There was just one problem. Alderman Roger Jeck, who the night before was contacted and said he would be present at the meeting, was a no show.
His absence brought action to a screeching halt at the Wednesday noon special meeting.
A state statute allows city councils to reconsider or rescind action taken at a previous meeting during a special meeting, like the one called Wednesday.
But as City Attorney Jim McCulloch pointed out, one of the provisions of the statute states that the same number of people have to be present at the special city meeting as were present at the regular meeting, in this case, the July 3 meeting, during which the council voted 5-4 to not renew Munchies beer license.
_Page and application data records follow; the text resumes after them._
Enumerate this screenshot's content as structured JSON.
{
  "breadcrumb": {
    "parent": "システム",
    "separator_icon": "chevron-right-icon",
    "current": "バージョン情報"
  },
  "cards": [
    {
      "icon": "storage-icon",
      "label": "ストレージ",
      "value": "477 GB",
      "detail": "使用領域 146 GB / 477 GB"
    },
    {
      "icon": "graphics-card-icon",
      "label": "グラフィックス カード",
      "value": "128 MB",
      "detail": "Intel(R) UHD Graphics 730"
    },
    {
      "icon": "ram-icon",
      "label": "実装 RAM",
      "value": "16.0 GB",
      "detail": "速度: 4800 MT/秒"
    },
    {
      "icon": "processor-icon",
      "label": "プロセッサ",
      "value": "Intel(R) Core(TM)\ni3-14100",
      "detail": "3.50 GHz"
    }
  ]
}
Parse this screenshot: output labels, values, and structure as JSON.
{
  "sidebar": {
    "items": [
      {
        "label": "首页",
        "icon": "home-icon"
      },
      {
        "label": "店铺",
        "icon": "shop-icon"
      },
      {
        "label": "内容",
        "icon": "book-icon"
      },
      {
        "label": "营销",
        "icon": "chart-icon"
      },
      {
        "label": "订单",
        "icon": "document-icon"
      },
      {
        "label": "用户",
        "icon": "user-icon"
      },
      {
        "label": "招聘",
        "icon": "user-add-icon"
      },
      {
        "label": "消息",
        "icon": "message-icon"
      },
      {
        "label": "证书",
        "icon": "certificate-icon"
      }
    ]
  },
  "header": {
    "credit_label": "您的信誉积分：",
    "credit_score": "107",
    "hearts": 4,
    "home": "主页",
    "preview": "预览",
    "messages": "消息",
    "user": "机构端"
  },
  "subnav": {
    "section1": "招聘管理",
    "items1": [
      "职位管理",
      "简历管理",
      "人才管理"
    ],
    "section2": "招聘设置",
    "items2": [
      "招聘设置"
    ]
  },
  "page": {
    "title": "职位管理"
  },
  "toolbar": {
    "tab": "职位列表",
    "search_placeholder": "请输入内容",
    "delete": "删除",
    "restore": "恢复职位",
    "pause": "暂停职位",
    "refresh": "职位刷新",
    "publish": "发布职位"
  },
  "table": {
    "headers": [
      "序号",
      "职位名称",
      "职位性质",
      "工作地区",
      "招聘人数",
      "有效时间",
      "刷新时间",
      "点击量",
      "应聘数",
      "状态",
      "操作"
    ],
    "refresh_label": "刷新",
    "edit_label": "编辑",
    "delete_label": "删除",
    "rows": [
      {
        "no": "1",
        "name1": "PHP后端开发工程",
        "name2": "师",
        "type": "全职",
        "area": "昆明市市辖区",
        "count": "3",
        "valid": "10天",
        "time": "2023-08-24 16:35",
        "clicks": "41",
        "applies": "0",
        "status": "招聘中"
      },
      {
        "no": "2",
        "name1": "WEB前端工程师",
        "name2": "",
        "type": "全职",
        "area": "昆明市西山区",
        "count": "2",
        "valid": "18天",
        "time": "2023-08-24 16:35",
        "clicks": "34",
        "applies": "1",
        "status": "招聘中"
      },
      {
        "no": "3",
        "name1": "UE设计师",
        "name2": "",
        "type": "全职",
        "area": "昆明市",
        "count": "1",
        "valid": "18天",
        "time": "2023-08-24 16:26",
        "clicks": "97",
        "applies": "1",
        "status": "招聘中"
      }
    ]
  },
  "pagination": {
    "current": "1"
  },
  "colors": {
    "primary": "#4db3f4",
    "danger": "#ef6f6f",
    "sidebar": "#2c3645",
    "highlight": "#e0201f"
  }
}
No aldermen were absent at that July 3 meeting, meaning no action could be taken at Wednesday's special meeting without Jeck.
City Finance Officer Mike Carlson tried calling him, and got his answering machine. City staff visited his home, and no one was present.
Later in the day, after the special meeting was continued to 4 p.m. in hopes that he would arrive, local police officers reportedly tried to locate him in the city, but were unable to find him.
Jeck's absence pushes the city council's attempt to rescind its July 3 action to its next regular meeting on July 17. It was initially feared that this could spell the end of the hopes of Ben Parsons and Cory Beach, partners who opened the new restaurant, to sell microbrews and other brands of beer in their restaurant.
Further research by McCulloch Wednesday afternoon, however, eased the pressure somewhat.
"Once the license is issued, it's really the (state) Department of Revenue's license for all practical purposes," McCulloch said. There is a 10 day grace period on the license that will expire on midnight July 16.
"From midnight on Sunday, to the time they (the city council) takes any action to rescind its previous action on Monday, July 17, they can't sell beer," McCulloch said. "After that, they can until the renewal issue is then heard again sometime in August."
The city council wants all aldermen present when it acts on renewing Munchies license. It appears that two aldermen will be gone on vacation at the time of the upcoming July 17 meeting, so it appears license renewal won't be an agenda topic until sometime next month.
Alderman Mary Edelen, who voted against renewal of the license at the July 3 meeting, led the drive for Wednesday's special meeting. Aldermen Jack Powell and Ray Hofman also signed a letter requesting the special meeting.
"For several days after the July 3 meeting, I was thinking about the discussion and ultimately my no vote," Edelen, a former state legislator said. "I've been in politics long enough to know that when your gut tells you something is wrong, you perk up and you listen."
She decided to revisit the issue by visiting Munchies. Edelen dined there, talked with co-operator Parsons, and listened to the level of the restaurant's stereo and television noise.
"It's not anything out of the ordinary," she said of the volume levels. "So then I really started to question my no vote, and I told myself I should have done all of this investigation before my vote. I didn't, and I apologize to everyone."
Jody Harnois, who has been active in the Vermillion Jaycees for several years, urged the council to show support to Parsons and Beach. "I feel like people like them, and businesses downtown really deserve some support and the opportunity to do the best they can," he said.